Space Travel

Any one of these better exemplifies the broader and clearer vision that a manned space flight will provide humanity. The two billionaires, both men, have put their personal ventures in the perspective of what would happen if humans went to the next step and ventured into space. Both are quite confident that mankind will achieve this. But the similarities end there. Indeed, these billionaires have different visions, but they also share a lot of the same assumptions about space travel, which should be examined carefully by the public.

To start, both share the assumption that space is not a vacuum, but it is filled with gases, liquid water, and (at least some) particles of life. The public assumes (perhaps falsely) that such a world-class atmosphere would be conducive to human activity. If humans could live in it, they speculate, would they be able to produce art, architecture, buildings, food, clothing, shelter, and medicine? And would there be anything we wouldn’t need, since all these things are needed for sustaining life? Could we send robots into space to take care of those “ecological” issues? Will we ever know?

The public also assumes that any biological life, whether on Earth or in space, would be self-sufficient, requiring no external support. This assumption seems reasonable, since no other life form has been discovered yet. However, just because no other life exists, it doesn’t mean this life wouldn’t require an atmosphere capable of supporting it. In fact, it would need an environment which is Earth-like, at least in composition.

As for whether or not living in space would be “good” for mankind, both agree that it would. Since neither knows the answer to this, it is impossible to tell whether or not this would be good. It’s also impossible to tell whether or not doing so would be good for all of humanity, since we don’t know if life would even exist in such an environment. Would we be foolish enough to send robotic beings into space? What happened to the dinosaurs?

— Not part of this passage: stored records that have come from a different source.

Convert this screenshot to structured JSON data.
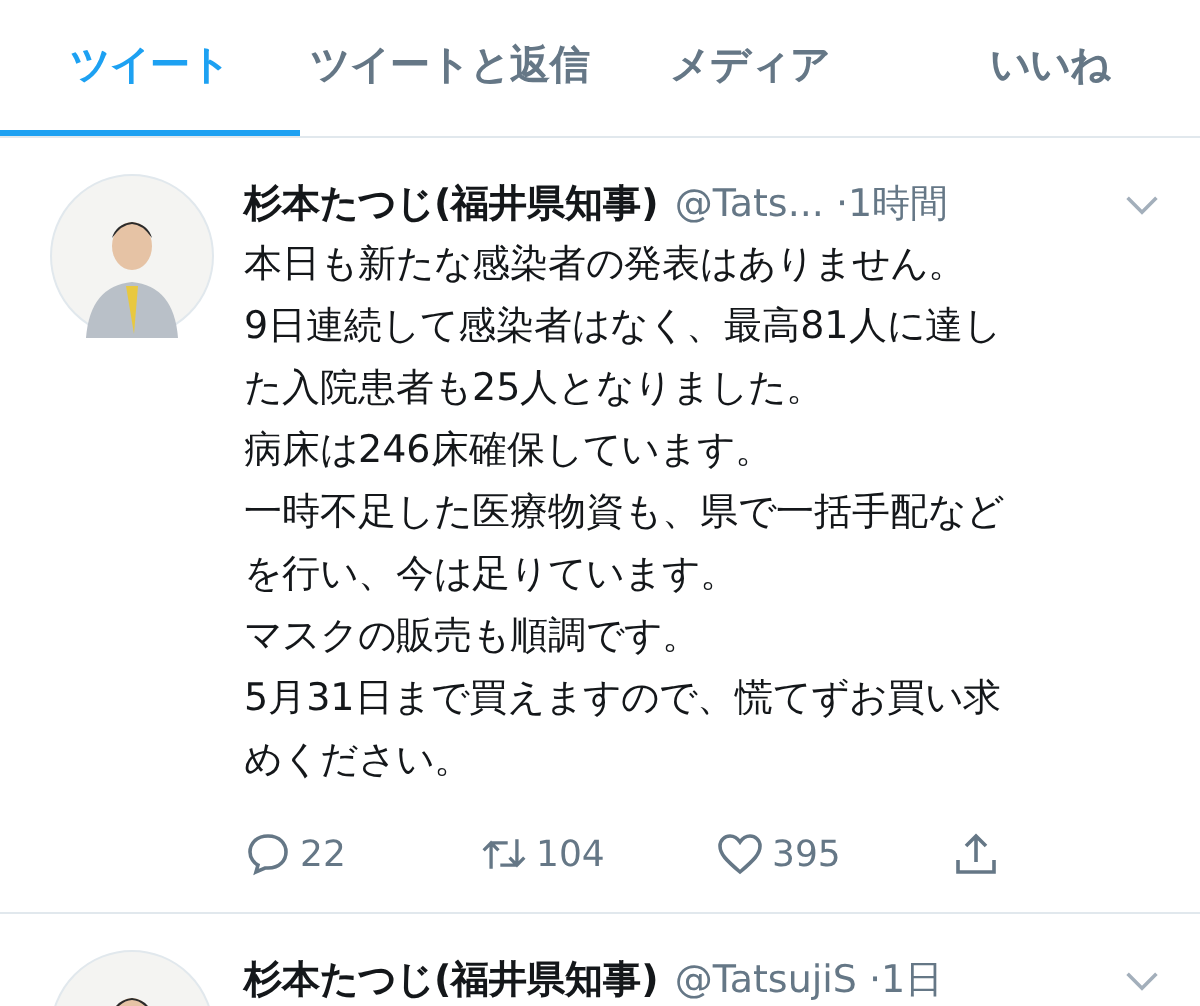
{
  "tabs": [
    {
      "label": "ツイート",
      "selected": true
    },
    {
      "label": "ツイートと返信",
      "selected": false
    },
    {
      "label": "メディア",
      "selected": false
    },
    {
      "label": "いいね",
      "selected": false
    }
  ],
  "tweets": [
    {
      "name": "杉本たつじ(福井県知事)",
      "handle": "@Tats...",
      "time": "·1時間",
      "body": [
        "本日も新たな感染者の発表はありません。",
        "9日連続して感染者はなく、最高81人に達した入院患者も25人となりました。",
        "病床は246床確保しています。",
        "一時不足した医療物資も、県で一括手配などを行い、今は足りています。",
        "マスクの販売も順調です。",
        "5月31日まで買えますので、慌てずお買い求めください。"
      ],
      "replies": "22",
      "retweets": "104",
      "likes": "395"
    },
    {
      "name": "杉本たつじ(福井県知事)",
      "handle": "@TatsujiS",
      "time": "·1日"
    }
  ]
}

Some people claim that if we sent astronauts into space, they would find that they had very different diets from the people of Earth, in that they would eat a lot less vegetables, or perhaps never eat at all. Others say that this would not be a bad thing, since we would learn about the possibilities of plant and animal life in space. Still others believe that space travel will help us better understand ourselves and our surrounding universe.

Whether or not humans will go into space is unknown. Even scientists have many theories as to what it might be like to live there for a substantial amount of time. It might be a very different place from Earth, or it might not. What is clear is that space travel will be a huge part of humankind’s past, present, and future. We may not know what it’s like living in space for a decade or two, but one thing is for certain: we will witness amazing new things in our solar system and beyond.